With all individual filings, a “tremendous” amount of documents will have to be produced within a very short time of filing, unlike the old bankruptcy law, Andersen pointed out.
“This is going to be very expensive. Even for the simplest of cases, fees are going to go up, because the attorney is going to have to spend a lot more time with the debtor and the client going through voluminous records and documents.”
Wardrop said the new law wasn’t designed to have an impact on Chapter 11 business bankruptcies, but it will — and it will be far greater than most people were led to believe.
Though the qualifications for Chapter 11 haven’t changed, there’s a whole new provision for small business bankruptcies in the code, and the legislation is going to make Chapter 11 a little more difficult to administer, Wardrop said. Under the old code, there was a small business plan, but almost everybody opted out, which they could do automatically, he explained. Under the amended code the debtor company can only opt out with the court’s permission.
“It may be harder for them because they’ll be under stricter time deadlines than the normal Chapter 11,” he noted. So tighter deadlines and greater scrutiny applied under the new law may make it more difficult to reorganize under Chapter 11. The law takes away much of the court’s discretion, as well, Wardrop pointed out.
“Under the old code there were no absolute guidelines. The court could extend time periods for good cause. The new provisions — especially in the small business area — set absolute deadlines that neither the court, nor the parties themselves, are able to extend.
“The law really is not friendly towards small businesses; it puts increased pressure on them,” Wardrop continued. “The process was fairly user friendly before — the courts and the trustees and the debtors had reached a very good compromise on what had to be provided. Now the new code absolutely mandates certain documents, some of which debtors may not have.”
Hughes said there has been an effort to identify small businesses— businesses with non- contingent liquidated debt of less than $2 million — and specifically, small businesses that seek relief in Chapter 11.
“To the extent that there will be an impact, it will be with regard to this type of a small business, which would be a pretty significant number of businesses in this area that would be seeking relief,” Hughes said. “What I can’t tell you is what exactly are the limitations or restrictions that are going to be imposed upon them, because I haven’t looked at that aspect that closely. Apart from that, I haven’t seen any potential adverse impact.”

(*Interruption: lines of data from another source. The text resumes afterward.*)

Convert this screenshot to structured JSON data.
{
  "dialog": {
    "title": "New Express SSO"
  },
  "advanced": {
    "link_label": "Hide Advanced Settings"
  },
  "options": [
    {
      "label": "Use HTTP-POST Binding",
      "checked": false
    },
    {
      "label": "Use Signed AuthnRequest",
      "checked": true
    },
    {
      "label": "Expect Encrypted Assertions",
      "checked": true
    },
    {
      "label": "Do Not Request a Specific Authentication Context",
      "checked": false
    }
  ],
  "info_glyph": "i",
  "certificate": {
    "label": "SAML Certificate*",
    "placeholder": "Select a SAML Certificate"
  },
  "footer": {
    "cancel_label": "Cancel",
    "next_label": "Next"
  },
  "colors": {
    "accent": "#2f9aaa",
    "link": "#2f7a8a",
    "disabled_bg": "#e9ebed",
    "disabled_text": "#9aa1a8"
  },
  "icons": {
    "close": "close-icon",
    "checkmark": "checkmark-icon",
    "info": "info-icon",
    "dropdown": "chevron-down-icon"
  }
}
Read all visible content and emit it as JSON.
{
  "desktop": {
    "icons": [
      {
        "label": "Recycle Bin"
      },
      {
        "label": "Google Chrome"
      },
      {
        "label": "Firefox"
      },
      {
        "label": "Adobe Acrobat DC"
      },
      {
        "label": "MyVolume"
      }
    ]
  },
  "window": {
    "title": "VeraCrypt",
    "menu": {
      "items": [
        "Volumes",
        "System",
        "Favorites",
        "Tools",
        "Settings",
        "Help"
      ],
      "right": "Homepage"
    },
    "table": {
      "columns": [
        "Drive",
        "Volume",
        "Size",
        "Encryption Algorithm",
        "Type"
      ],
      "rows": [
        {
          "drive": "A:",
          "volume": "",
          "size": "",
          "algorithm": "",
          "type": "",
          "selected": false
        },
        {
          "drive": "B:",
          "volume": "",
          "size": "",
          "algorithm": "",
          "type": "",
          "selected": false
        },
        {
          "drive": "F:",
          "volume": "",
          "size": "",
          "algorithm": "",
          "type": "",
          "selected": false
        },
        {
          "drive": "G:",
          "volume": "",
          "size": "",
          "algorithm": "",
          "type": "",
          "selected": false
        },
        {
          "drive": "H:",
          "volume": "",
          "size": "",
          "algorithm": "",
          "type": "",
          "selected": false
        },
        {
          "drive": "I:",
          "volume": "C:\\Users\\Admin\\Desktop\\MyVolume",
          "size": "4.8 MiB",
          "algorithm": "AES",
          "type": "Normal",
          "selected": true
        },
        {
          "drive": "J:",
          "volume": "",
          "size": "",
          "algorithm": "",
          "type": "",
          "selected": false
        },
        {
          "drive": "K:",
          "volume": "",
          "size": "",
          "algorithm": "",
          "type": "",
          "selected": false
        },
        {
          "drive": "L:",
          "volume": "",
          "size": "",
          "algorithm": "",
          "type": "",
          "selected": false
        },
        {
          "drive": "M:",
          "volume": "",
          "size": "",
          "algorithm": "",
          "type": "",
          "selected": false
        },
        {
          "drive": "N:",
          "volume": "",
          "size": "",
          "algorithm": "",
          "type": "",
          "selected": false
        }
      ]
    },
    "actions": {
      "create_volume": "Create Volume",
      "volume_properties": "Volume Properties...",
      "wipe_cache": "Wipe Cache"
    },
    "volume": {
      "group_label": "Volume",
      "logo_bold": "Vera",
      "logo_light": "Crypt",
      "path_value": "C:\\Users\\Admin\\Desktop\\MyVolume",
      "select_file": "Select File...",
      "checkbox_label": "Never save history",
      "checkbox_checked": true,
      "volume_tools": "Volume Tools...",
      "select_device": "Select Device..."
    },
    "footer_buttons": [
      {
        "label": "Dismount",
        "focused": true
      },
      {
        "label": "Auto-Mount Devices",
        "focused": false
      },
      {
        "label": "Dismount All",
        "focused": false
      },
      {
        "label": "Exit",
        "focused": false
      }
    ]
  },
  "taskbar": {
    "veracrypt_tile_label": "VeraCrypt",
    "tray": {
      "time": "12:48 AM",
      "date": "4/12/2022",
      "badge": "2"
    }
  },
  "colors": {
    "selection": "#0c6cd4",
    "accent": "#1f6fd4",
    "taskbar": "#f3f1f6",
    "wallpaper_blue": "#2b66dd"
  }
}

The bankruptcy reform is considered “creditor friendly,” because it’s supposed to make it easier for creditors to collect on debt. The U.S. Chamber of Commerce estimates American businesses are forced to absorb nearly $40 billion in unpaid bills every year due to bankruptcy filings.
Andersen said the reform doesn’t just make a Chapter 7 tougher for many people, it makes a Chapter 13 tougher for everyone. “I think there is going to be less money paid back to creditors under this law. The law is tough on Chapter 13 debtors, which means the millions or billions of dollars paid back to creditors in Chapter 13 will likely drop in the long run.”
Wardrop thinks creditors may be slightly better off under the reform, but that as a whole it won’t be that beneficial to them.
“The real people they’re going after will find a way around it,” he added. He thinks that over time, the reform may reduce the number of personal bankruptcy filings somewhat but doesn’t think it will have much, if any, affect on the volume of business bankruptcy filings.
As Hughes put it: “There certainly are provisions that have been enacted which would seem to me to create disincentives for filing a Chapter 7. Whether that’s going to have a material effect, who knows? It really is irrelevant what the bankruptcy judges think about the code. It will be the law of the land, and I, as well as the other judges, will enforce what Congress has enacted.”